# [Problem requirements]
Word for word, set down the full listing below.

# [Records]
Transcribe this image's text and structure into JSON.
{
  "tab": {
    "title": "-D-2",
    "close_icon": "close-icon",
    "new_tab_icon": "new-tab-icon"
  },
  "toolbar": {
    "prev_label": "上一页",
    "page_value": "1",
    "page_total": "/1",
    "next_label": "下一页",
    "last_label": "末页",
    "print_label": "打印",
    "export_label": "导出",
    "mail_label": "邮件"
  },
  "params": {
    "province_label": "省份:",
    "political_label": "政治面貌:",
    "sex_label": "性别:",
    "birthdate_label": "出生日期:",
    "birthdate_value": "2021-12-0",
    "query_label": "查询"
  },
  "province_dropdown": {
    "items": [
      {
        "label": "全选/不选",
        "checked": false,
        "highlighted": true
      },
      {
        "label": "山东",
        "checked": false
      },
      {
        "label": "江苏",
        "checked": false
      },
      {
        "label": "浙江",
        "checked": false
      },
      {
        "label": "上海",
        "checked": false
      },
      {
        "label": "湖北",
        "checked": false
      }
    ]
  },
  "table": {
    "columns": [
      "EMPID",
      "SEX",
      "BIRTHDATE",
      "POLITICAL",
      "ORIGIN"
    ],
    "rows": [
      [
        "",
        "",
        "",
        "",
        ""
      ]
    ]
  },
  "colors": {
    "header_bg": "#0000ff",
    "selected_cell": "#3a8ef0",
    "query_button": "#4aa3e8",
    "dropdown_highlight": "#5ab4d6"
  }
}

# [Exercise answer]
Transcribe this image's text and structure into JSON.
{
  "tab": {
    "title": "-D-2",
    "close_icon": "close-icon",
    "new_tab_icon": "new-tab-icon"
  },
  "toolbar": {
    "prev_label": "上一页",
    "page_value": "1",
    "page_total": "/1",
    "next_label": "下一页",
    "last_label": "末页",
    "print_label": "打印",
    "export_label": "导出",
    "mail_label": "邮件"
  },
  "params": {
    "province_label": "省份:",
    "political_label": "政治面貌:",
    "sex_label": "性别:",
    "birthdate_label": "出生日期:",
    "birthdate_value": "2021-12-0",
    "query_label": "查询"
  },
  "province_dropdown": {
    "items": [
      {
        "label": "全选/不选",
        "checked": false,
        "highlighted": true
      },
      {
        "label": "山东",
        "checked": false
      },
      {
        "label": "江苏",
        "checked": false
      },
      {
        "label": "浙江",
        "checked": false
      },
      {
        "label": "上海",
        "checked": false
      },
      {
        "label": "湖北",
        "checked": false
      }
    ]
  },
  "table": {
    "columns": [
      "EMPID",
      "SEX",
      "BIRTHDATE",
      "POLITICAL",
      "ORIGIN"
    ],
    "rows": [
      [
        "",
        "",
        "",
        "",
        ""
      ]
    ]
  },
  "colors": {
    "header_bg": "#0000ff",
    "selected_cell": "#3a8ef0",
    "query_button": "#4aa3e8",
    "dropdown_highlight": "#5ab4d6"
  }
}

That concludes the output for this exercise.